The data:
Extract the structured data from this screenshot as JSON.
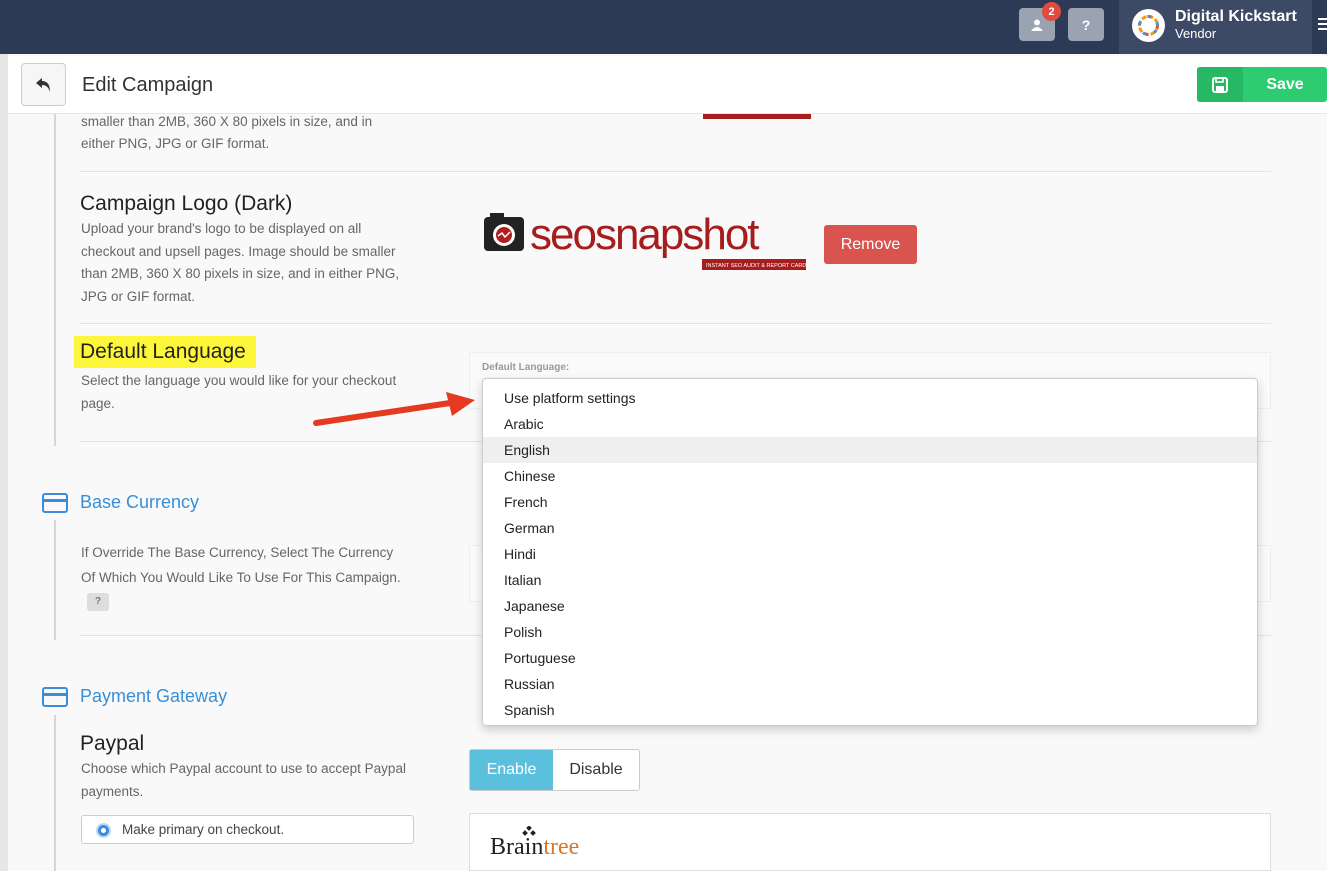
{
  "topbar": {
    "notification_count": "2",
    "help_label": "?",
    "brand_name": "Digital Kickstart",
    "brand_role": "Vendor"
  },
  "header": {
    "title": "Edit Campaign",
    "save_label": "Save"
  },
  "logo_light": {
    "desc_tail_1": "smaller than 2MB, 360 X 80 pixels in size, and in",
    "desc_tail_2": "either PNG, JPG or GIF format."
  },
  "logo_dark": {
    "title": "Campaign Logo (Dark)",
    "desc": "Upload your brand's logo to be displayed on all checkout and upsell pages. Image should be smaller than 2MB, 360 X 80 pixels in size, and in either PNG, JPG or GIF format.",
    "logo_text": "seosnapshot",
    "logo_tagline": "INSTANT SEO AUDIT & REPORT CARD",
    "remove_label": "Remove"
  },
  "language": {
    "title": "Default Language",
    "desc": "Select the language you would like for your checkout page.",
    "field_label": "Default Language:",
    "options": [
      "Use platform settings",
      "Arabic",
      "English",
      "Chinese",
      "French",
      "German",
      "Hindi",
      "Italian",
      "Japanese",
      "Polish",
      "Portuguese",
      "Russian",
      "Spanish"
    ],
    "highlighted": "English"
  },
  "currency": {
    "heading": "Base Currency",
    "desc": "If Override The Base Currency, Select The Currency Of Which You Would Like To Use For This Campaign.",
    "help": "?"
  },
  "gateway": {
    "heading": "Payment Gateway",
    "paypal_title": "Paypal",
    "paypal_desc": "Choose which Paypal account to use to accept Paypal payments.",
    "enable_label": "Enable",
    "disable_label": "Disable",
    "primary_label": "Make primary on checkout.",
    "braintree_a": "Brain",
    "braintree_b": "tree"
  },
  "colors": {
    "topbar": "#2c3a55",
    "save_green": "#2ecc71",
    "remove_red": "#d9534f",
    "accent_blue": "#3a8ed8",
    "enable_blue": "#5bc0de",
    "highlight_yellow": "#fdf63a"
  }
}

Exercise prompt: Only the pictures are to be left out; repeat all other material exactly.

Result:
Extract the structured data from this screenshot as JSON.
{
  "topbar": {
    "notification_count": "2",
    "help_label": "?",
    "brand_name": "Digital Kickstart",
    "brand_role": "Vendor"
  },
  "header": {
    "title": "Edit Campaign",
    "save_label": "Save"
  },
  "logo_light": {
    "desc_tail_1": "smaller than 2MB, 360 X 80 pixels in size, and in",
    "desc_tail_2": "either PNG, JPG or GIF format."
  },
  "logo_dark": {
    "title": "Campaign Logo (Dark)",
    "desc": "Upload your brand's logo to be displayed on all checkout and upsell pages. Image should be smaller than 2MB, 360 X 80 pixels in size, and in either PNG, JPG or GIF format.",
    "logo_text": "seosnapshot",
    "logo_tagline": "INSTANT SEO AUDIT & REPORT CARD",
    "remove_label": "Remove"
  },
  "language": {
    "title": "Default Language",
    "desc": "Select the language you would like for your checkout page.",
    "field_label": "Default Language:",
    "options": [
      "Use platform settings",
      "Arabic",
      "English",
      "Chinese",
      "French",
      "German",
      "Hindi",
      "Italian",
      "Japanese",
      "Polish",
      "Portuguese",
      "Russian",
      "Spanish"
    ],
    "highlighted": "English"
  },
  "currency": {
    "heading": "Base Currency",
    "desc": "If Override The Base Currency, Select The Currency Of Which You Would Like To Use For This Campaign.",
    "help": "?"
  },
  "gateway": {
    "heading": "Payment Gateway",
    "paypal_title": "Paypal",
    "paypal_desc": "Choose which Paypal account to use to accept Paypal payments.",
    "enable_label": "Enable",
    "disable_label": "Disable",
    "primary_label": "Make primary on checkout.",
    "braintree_a": "Brain",
    "braintree_b": "tree"
  },
  "colors": {
    "topbar": "#2c3a55",
    "save_green": "#2ecc71",
    "remove_red": "#d9534f",
    "accent_blue": "#3a8ed8",
    "enable_blue": "#5bc0de",
    "highlight_yellow": "#fdf63a"
  }
}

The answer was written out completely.